Fifty Shades of Grey has been a polarizing novel since it first hit shelves back in 2011. It was soon followed by two sequels, and now a movie franchise, leading people to rekindle the debate about the myriad issues it has concerning sexuality, consent, and what defines going too far. With its top-ranking box office release this past weekend, the Internet has caught fire with complaints from both fans of the books and opponents of its core concepts.
The issues with the Fifty Shades of Grey novels run deep. It depicts a BDSM sexual relationship that many within the BDSM world claim is insulting to their way of life. It challenges the idea of female consent, and yet carries a predominantly female audience, as BoxOfficeMojo reports. It’s even managed to stand alone as its own work despite starting out as online Twilight fan-fiction. Now it’s free of vampires, but still chock full of controversy.
The debate swirling around the movie is one that we didn’t see reach anything close to this heated in the four years since the book was released.

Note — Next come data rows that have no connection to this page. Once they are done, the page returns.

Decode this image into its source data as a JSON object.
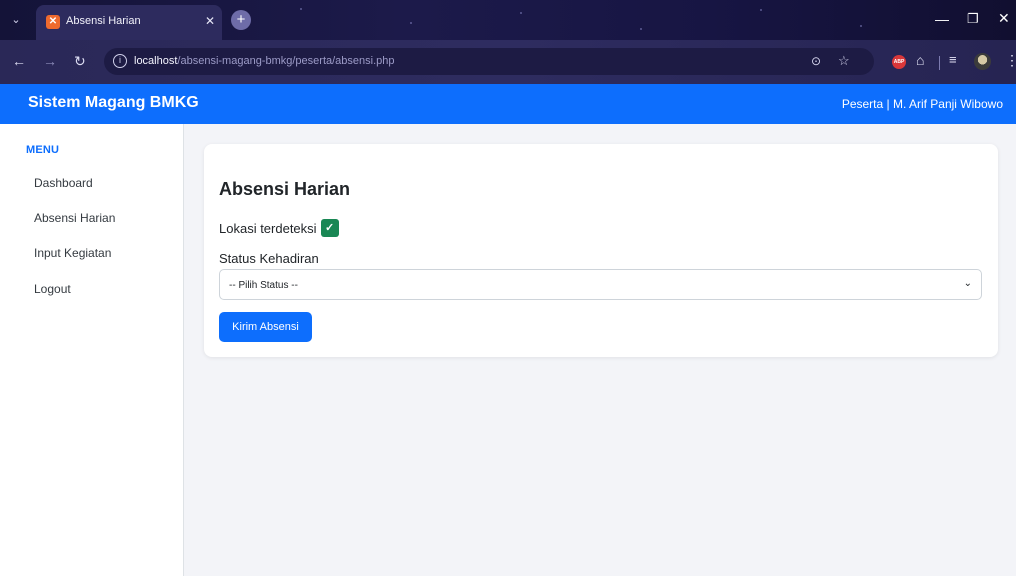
{
  "browser": {
    "tab": {
      "title": "Absensi Harian",
      "favicon": "xampp-favicon-icon"
    },
    "address": {
      "host": "localhost",
      "path": "/absensi-magang-bmkg/peserta/absensi.php"
    },
    "extensions": {
      "abp_label": "ABP"
    }
  },
  "navbar": {
    "brand": "Sistem Magang BMKG",
    "user_info": "Peserta | M. Arif Panji Wibowo",
    "color": "#0d6efd"
  },
  "sidebar": {
    "heading": "MENU",
    "items": [
      {
        "label": "Dashboard"
      },
      {
        "label": "Absensi Harian"
      },
      {
        "label": "Input Kegiatan"
      },
      {
        "label": "Logout"
      }
    ]
  },
  "main": {
    "title": "Absensi Harian",
    "location_text": "Lokasi terdeteksi",
    "location_check": "✓",
    "status_label": "Status Kehadiran",
    "status_select_value": "-- Pilih Status --",
    "submit_label": "Kirim Absensi"
  }
}
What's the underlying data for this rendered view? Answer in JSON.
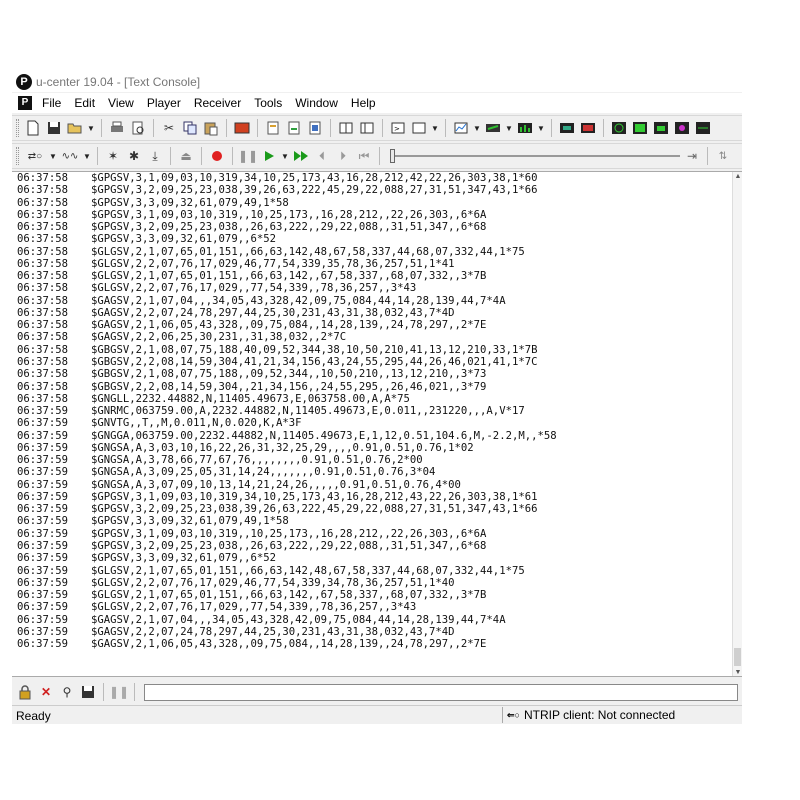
{
  "window": {
    "title": "u-center 19.04 - [Text Console]",
    "logo_letter": "P"
  },
  "menu": [
    "File",
    "Edit",
    "View",
    "Player",
    "Receiver",
    "Tools",
    "Window",
    "Help"
  ],
  "console": {
    "lines": [
      [
        "06:37:58",
        "$GPGSV,3,1,09,03,10,319,34,10,25,173,43,16,28,212,42,22,26,303,38,1*60"
      ],
      [
        "06:37:58",
        "$GPGSV,3,2,09,25,23,038,39,26,63,222,45,29,22,088,27,31,51,347,43,1*66"
      ],
      [
        "06:37:58",
        "$GPGSV,3,3,09,32,61,079,49,1*58"
      ],
      [
        "06:37:58",
        "$GPGSV,3,1,09,03,10,319,,10,25,173,,16,28,212,,22,26,303,,6*6A"
      ],
      [
        "06:37:58",
        "$GPGSV,3,2,09,25,23,038,,26,63,222,,29,22,088,,31,51,347,,6*68"
      ],
      [
        "06:37:58",
        "$GPGSV,3,3,09,32,61,079,,6*52"
      ],
      [
        "06:37:58",
        "$GLGSV,2,1,07,65,01,151,,66,63,142,48,67,58,337,44,68,07,332,44,1*75"
      ],
      [
        "06:37:58",
        "$GLGSV,2,2,07,76,17,029,46,77,54,339,35,78,36,257,51,1*41"
      ],
      [
        "06:37:58",
        "$GLGSV,2,1,07,65,01,151,,66,63,142,,67,58,337,,68,07,332,,3*7B"
      ],
      [
        "06:37:58",
        "$GLGSV,2,2,07,76,17,029,,77,54,339,,78,36,257,,3*43"
      ],
      [
        "06:37:58",
        "$GAGSV,2,1,07,04,,,34,05,43,328,42,09,75,084,44,14,28,139,44,7*4A"
      ],
      [
        "06:37:58",
        "$GAGSV,2,2,07,24,78,297,44,25,30,231,43,31,38,032,43,7*4D"
      ],
      [
        "06:37:58",
        "$GAGSV,2,1,06,05,43,328,,09,75,084,,14,28,139,,24,78,297,,2*7E"
      ],
      [
        "06:37:58",
        "$GAGSV,2,2,06,25,30,231,,31,38,032,,2*7C"
      ],
      [
        "06:37:58",
        "$GBGSV,2,1,08,07,75,188,40,09,52,344,38,10,50,210,41,13,12,210,33,1*7B"
      ],
      [
        "06:37:58",
        "$GBGSV,2,2,08,14,59,304,41,21,34,156,43,24,55,295,44,26,46,021,41,1*7C"
      ],
      [
        "06:37:58",
        "$GBGSV,2,1,08,07,75,188,,09,52,344,,10,50,210,,13,12,210,,3*73"
      ],
      [
        "06:37:58",
        "$GBGSV,2,2,08,14,59,304,,21,34,156,,24,55,295,,26,46,021,,3*79"
      ],
      [
        "06:37:58",
        "$GNGLL,2232.44882,N,11405.49673,E,063758.00,A,A*75"
      ],
      [
        "06:37:59",
        "$GNRMC,063759.00,A,2232.44882,N,11405.49673,E,0.011,,231220,,,A,V*17"
      ],
      [
        "06:37:59",
        "$GNVTG,,T,,M,0.011,N,0.020,K,A*3F"
      ],
      [
        "06:37:59",
        "$GNGGA,063759.00,2232.44882,N,11405.49673,E,1,12,0.51,104.6,M,-2.2,M,,*58"
      ],
      [
        "06:37:59",
        "$GNGSA,A,3,03,10,16,22,26,31,32,25,29,,,,0.91,0.51,0.76,1*02"
      ],
      [
        "06:37:59",
        "$GNGSA,A,3,78,66,77,67,76,,,,,,,,0.91,0.51,0.76,2*00"
      ],
      [
        "06:37:59",
        "$GNGSA,A,3,09,25,05,31,14,24,,,,,,,0.91,0.51,0.76,3*04"
      ],
      [
        "06:37:59",
        "$GNGSA,A,3,07,09,10,13,14,21,24,26,,,,,0.91,0.51,0.76,4*00"
      ],
      [
        "06:37:59",
        "$GPGSV,3,1,09,03,10,319,34,10,25,173,43,16,28,212,43,22,26,303,38,1*61"
      ],
      [
        "06:37:59",
        "$GPGSV,3,2,09,25,23,038,39,26,63,222,45,29,22,088,27,31,51,347,43,1*66"
      ],
      [
        "06:37:59",
        "$GPGSV,3,3,09,32,61,079,49,1*58"
      ],
      [
        "06:37:59",
        "$GPGSV,3,1,09,03,10,319,,10,25,173,,16,28,212,,22,26,303,,6*6A"
      ],
      [
        "06:37:59",
        "$GPGSV,3,2,09,25,23,038,,26,63,222,,29,22,088,,31,51,347,,6*68"
      ],
      [
        "06:37:59",
        "$GPGSV,3,3,09,32,61,079,,6*52"
      ],
      [
        "06:37:59",
        "$GLGSV,2,1,07,65,01,151,,66,63,142,48,67,58,337,44,68,07,332,44,1*75"
      ],
      [
        "06:37:59",
        "$GLGSV,2,2,07,76,17,029,46,77,54,339,34,78,36,257,51,1*40"
      ],
      [
        "06:37:59",
        "$GLGSV,2,1,07,65,01,151,,66,63,142,,67,58,337,,68,07,332,,3*7B"
      ],
      [
        "06:37:59",
        "$GLGSV,2,2,07,76,17,029,,77,54,339,,78,36,257,,3*43"
      ],
      [
        "06:37:59",
        "$GAGSV,2,1,07,04,,,34,05,43,328,42,09,75,084,44,14,28,139,44,7*4A"
      ],
      [
        "06:37:59",
        "$GAGSV,2,2,07,24,78,297,44,25,30,231,43,31,38,032,43,7*4D"
      ],
      [
        "06:37:59",
        "$GAGSV,2,1,06,05,43,328,,09,75,084,,14,28,139,,24,78,297,,2*7E"
      ]
    ]
  },
  "status": {
    "left": "Ready",
    "ntrip_icon": "NTRIP-icon",
    "ntrip": "NTRIP client: Not connected"
  },
  "command_input": {
    "value": ""
  },
  "colors": {
    "record": "#e02020",
    "play": "#1a9a1a",
    "accent": "#1060c0"
  },
  "toolbar1_icons": [
    "new-icon",
    "open-icon",
    "save-icon",
    "folder-icon",
    "print-icon",
    "print-preview-icon",
    "cut-icon",
    "copy-icon",
    "paste-icon",
    "tools-icon",
    "config-icon",
    "config2-icon",
    "config3-icon",
    "window1-icon",
    "window2-icon",
    "console-icon",
    "view-icon",
    "chart-icon",
    "gauge-icon",
    "bar-icon",
    "map-icon",
    "table-icon",
    "sat-icon",
    "sky-icon",
    "stat-icon",
    "deviation-icon"
  ],
  "toolbar2_icons": [
    "connection-icon",
    "baudrate-icon",
    "autobaud-icon",
    "poll-icon",
    "eject-icon",
    "record-icon",
    "pause-icon",
    "play-icon",
    "fast-forward-icon",
    "step-back-icon",
    "step-forward-icon",
    "rewind-icon",
    "end-icon"
  ]
}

Generally, it was regarded as a series that people who were opposed to could ignore, and that fans could soak up to their hearts’ content. But now it’s gracing screens across the country, and virtually everyone has an opinion concerning its less than savory premise. It’s a story plagued by issues of abuse as much as poor writing and a snooze-worthy story, leading to most reviews splitting the difference and talking about either one or the other.
But the deeper issue here revolves around a study done at Ohio State, where researchers came to the conclusion that the fictional relationship between Christian Grey and his live-in submissive follows with common characteristics of an abusive relationship. The criteria involves things like “intimidating verbal and nonverbal behaviors” and “initiating sexual encounters when he’s genuinely angry, dismissing her requests for boundaries, and threatening her,” unraveling the core relationship of the novel and movie.
This in turn has led to many within the BDSM community attempting to distance themselves from a story that represents the only widely marketed representation they’ve ever had. The line between a consenting and negotiated sexual relationship and an abusive one is what separates this community from Fifty Shades, something that’s been made abundantly clear the days following the wide release of the film. The Ohio State study concluded that “abuse is not meant to be a part of genuine BDSM relationships,” leading to the controversy we have on our hands now.
Gawker’s review of the film runs through the core issue that puts this movie on such shaky ground. On one hand, it’s a representation of a wildly under-represented community in the mainstream. On the other, many are voicing concerns that it’s the wrong representation:
I love that something exists to push conversation about kink and alternate ways of having sex into mainstream discourse. I hate that it’s something as stupid, dull, and toxic as Fifty Shades of Grey. Stupid, dull, and toxic is not a very surprising combination in blockbuster filmmaking today, and yet this one was particularly infuriating.
According to Rotten Tomatoes, the film opened to over $81 million at the box office, outstripping the next highest grossing movie by almost $50 million. Whether it’s positive or not, people are listening. Many have protested the movie altogether, while some have braved it out of a sense of curiosity. What we can see with absolute certainty though is that this is a talk we need to have, even if it’s spurred on by a “stupid, dull, and toxic” movie. The film may offer up the wrong depiction of consent and female autonomy, but now there’s a soapbox available to bring this discussion the forefront. It’s just up to the general public to come to the right conclusions.